● Directions for this task
Copy the entries exactly. Leave out any pictures.

● Stored data

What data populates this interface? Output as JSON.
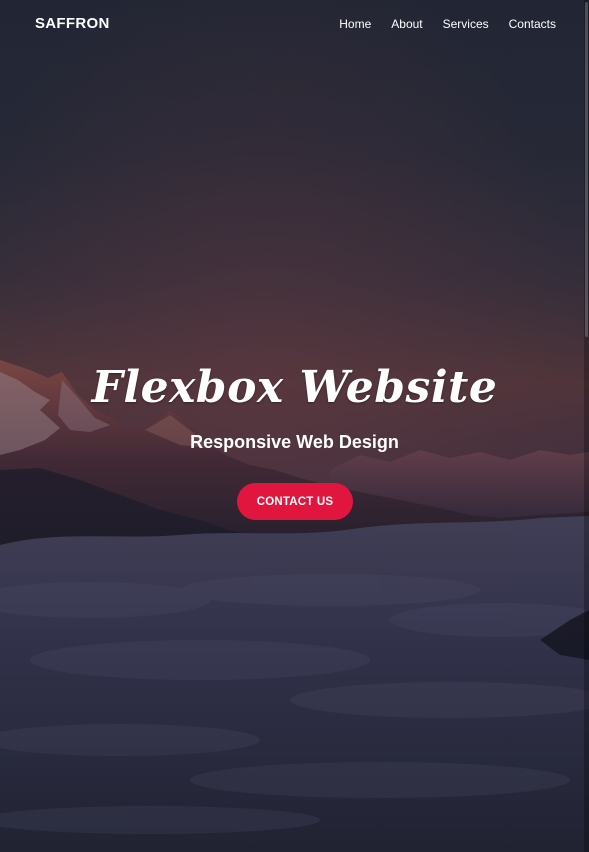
{
  "brand": {
    "name": "SAFFRON"
  },
  "nav": {
    "links": [
      {
        "label": "Home"
      },
      {
        "label": "About"
      },
      {
        "label": "Services"
      },
      {
        "label": "Contacts"
      }
    ]
  },
  "hero": {
    "title": "Flexbox Website",
    "subtitle": "Responsive Web Design",
    "cta_label": "CONTACT US",
    "background": "mountain-clouds-sunset"
  },
  "colors": {
    "accent": "#e0163f",
    "text": "#ffffff",
    "sky_top": "#2b3040",
    "sky_glow": "#5a3a3e",
    "clouds": "#2a2b40"
  }
}
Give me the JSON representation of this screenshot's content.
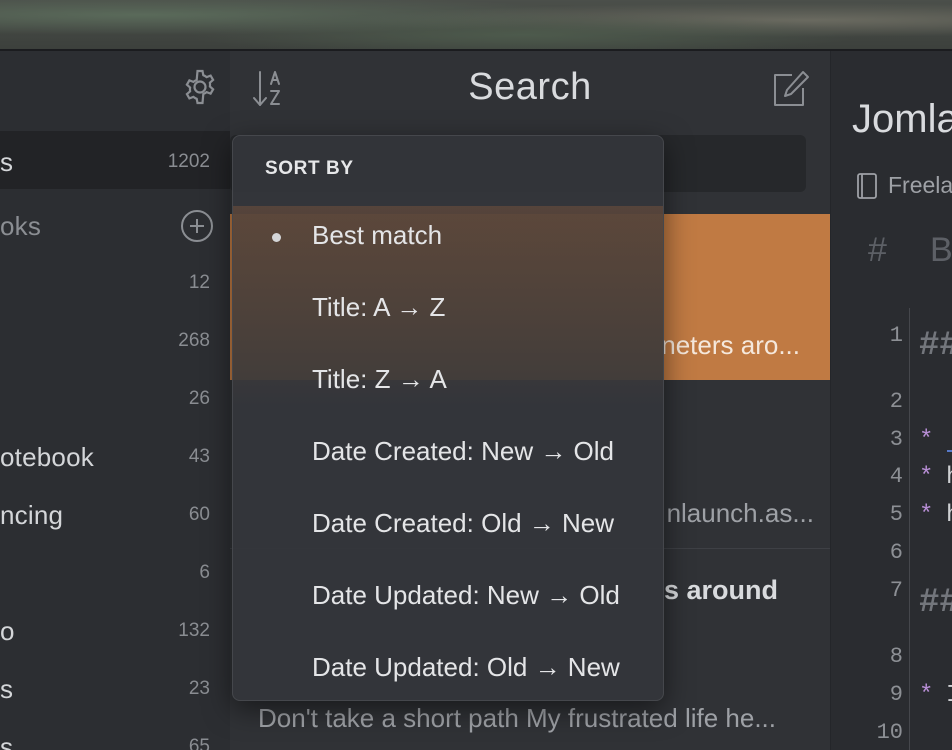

● Completed task
What data populates this interface? Output as JSON.
{
  "brand": {
    "name": "SAFFRON"
  },
  "nav": {
    "links": [
      {
        "label": "Home"
      },
      {
        "label": "About"
      },
      {
        "label": "Services"
      },
      {
        "label": "Contacts"
      }
    ]
  },
  "hero": {
    "title": "Flexbox Website",
    "subtitle": "Responsive Web Design",
    "cta_label": "CONTACT US",
    "background": "mountain-clouds-sunset"
  },
  "colors": {
    "accent": "#e0163f",
    "text": "#ffffff",
    "sky_top": "#2b3040",
    "sky_glow": "#5a3a3e",
    "clouds": "#2a2b40"
  }
}
Give me the JSON representation of this screenshot's content.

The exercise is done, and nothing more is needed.